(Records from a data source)
***

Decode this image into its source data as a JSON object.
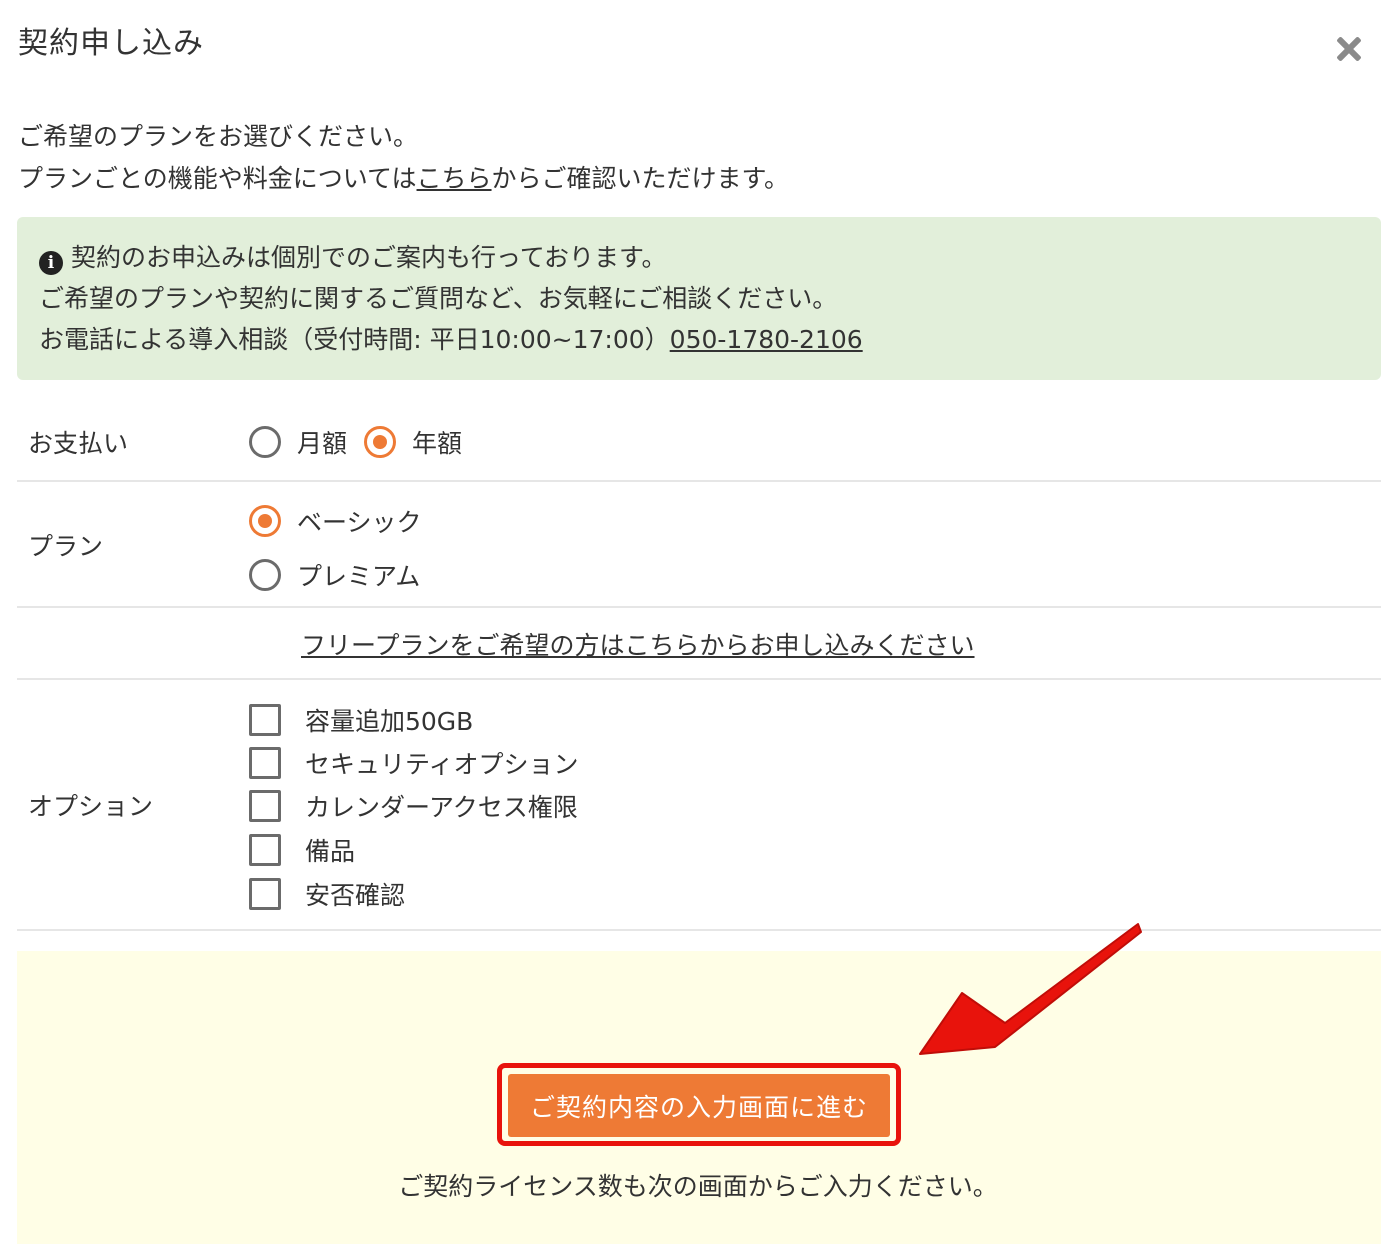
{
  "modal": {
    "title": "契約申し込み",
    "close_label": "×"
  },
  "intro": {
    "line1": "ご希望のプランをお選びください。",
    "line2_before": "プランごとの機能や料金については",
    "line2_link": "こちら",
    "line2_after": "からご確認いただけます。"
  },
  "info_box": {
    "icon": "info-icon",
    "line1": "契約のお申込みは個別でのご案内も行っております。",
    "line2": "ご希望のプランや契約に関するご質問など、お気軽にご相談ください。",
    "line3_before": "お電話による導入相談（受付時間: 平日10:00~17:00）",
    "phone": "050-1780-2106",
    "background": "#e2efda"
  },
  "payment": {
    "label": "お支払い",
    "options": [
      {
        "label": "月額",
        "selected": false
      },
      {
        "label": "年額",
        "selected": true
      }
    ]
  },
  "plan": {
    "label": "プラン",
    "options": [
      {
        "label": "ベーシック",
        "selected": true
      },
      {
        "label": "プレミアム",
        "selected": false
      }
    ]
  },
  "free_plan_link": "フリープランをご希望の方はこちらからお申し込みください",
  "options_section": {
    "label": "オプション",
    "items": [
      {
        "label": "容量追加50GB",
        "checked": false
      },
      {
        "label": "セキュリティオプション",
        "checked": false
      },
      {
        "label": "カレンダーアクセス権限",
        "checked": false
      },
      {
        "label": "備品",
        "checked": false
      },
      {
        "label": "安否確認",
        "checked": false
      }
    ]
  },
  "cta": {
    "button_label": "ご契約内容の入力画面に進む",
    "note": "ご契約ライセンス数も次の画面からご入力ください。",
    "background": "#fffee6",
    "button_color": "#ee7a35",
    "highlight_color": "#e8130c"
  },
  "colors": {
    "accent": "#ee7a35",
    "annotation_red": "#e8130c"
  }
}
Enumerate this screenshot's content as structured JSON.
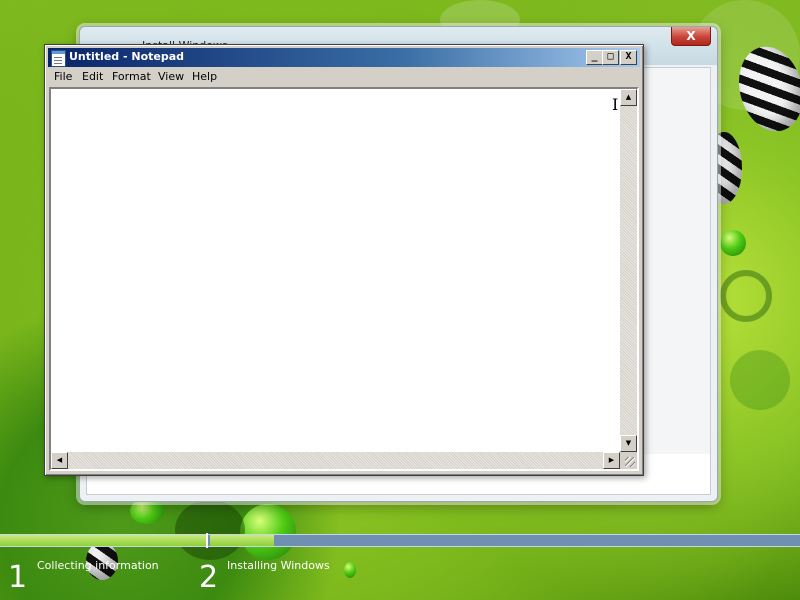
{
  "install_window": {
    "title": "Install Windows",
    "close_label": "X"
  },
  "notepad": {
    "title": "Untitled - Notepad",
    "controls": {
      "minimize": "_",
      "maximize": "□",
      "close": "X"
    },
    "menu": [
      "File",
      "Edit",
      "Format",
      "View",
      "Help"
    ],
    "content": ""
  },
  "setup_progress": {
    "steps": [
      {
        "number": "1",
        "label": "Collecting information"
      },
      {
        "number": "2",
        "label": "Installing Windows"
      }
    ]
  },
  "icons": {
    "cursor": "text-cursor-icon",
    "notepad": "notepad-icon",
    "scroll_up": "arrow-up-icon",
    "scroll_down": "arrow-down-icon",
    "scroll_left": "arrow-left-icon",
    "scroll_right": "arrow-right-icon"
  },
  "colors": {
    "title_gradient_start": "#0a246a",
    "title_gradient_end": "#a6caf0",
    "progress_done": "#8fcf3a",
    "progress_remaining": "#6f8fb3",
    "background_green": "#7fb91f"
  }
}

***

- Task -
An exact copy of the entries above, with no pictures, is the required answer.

- Result -
Decode this image into its source data as a JSON object.
{
  "modal": {
    "title": "契約申し込み",
    "close_label": "×"
  },
  "intro": {
    "line1": "ご希望のプランをお選びください。",
    "line2_before": "プランごとの機能や料金については",
    "line2_link": "こちら",
    "line2_after": "からご確認いただけます。"
  },
  "info_box": {
    "icon": "info-icon",
    "line1": "契約のお申込みは個別でのご案内も行っております。",
    "line2": "ご希望のプランや契約に関するご質問など、お気軽にご相談ください。",
    "line3_before": "お電話による導入相談（受付時間: 平日10:00~17:00）",
    "phone": "050-1780-2106",
    "background": "#e2efda"
  },
  "payment": {
    "label": "お支払い",
    "options": [
      {
        "label": "月額",
        "selected": false
      },
      {
        "label": "年額",
        "selected": true
      }
    ]
  },
  "plan": {
    "label": "プラン",
    "options": [
      {
        "label": "ベーシック",
        "selected": true
      },
      {
        "label": "プレミアム",
        "selected": false
      }
    ]
  },
  "free_plan_link": "フリープランをご希望の方はこちらからお申し込みください",
  "options_section": {
    "label": "オプション",
    "items": [
      {
        "label": "容量追加50GB",
        "checked": false
      },
      {
        "label": "セキュリティオプション",
        "checked": false
      },
      {
        "label": "カレンダーアクセス権限",
        "checked": false
      },
      {
        "label": "備品",
        "checked": false
      },
      {
        "label": "安否確認",
        "checked": false
      }
    ]
  },
  "cta": {
    "button_label": "ご契約内容の入力画面に進む",
    "note": "ご契約ライセンス数も次の画面からご入力ください。",
    "background": "#fffee6",
    "button_color": "#ee7a35",
    "highlight_color": "#e8130c"
  },
  "colors": {
    "accent": "#ee7a35",
    "annotation_red": "#e8130c"
  }
}
Enumerate this screenshot's content as structured JSON.
{
  "install_window": {
    "title": "Install Windows",
    "close_label": "X"
  },
  "notepad": {
    "title": "Untitled - Notepad",
    "controls": {
      "minimize": "_",
      "maximize": "□",
      "close": "X"
    },
    "menu": [
      "File",
      "Edit",
      "Format",
      "View",
      "Help"
    ],
    "content": ""
  },
  "setup_progress": {
    "steps": [
      {
        "number": "1",
        "label": "Collecting information"
      },
      {
        "number": "2",
        "label": "Installing Windows"
      }
    ]
  },
  "icons": {
    "cursor": "text-cursor-icon",
    "notepad": "notepad-icon",
    "scroll_up": "arrow-up-icon",
    "scroll_down": "arrow-down-icon",
    "scroll_left": "arrow-left-icon",
    "scroll_right": "arrow-right-icon"
  },
  "colors": {
    "title_gradient_start": "#0a246a",
    "title_gradient_end": "#a6caf0",
    "progress_done": "#8fcf3a",
    "progress_remaining": "#6f8fb3",
    "background_green": "#7fb91f"
  }
}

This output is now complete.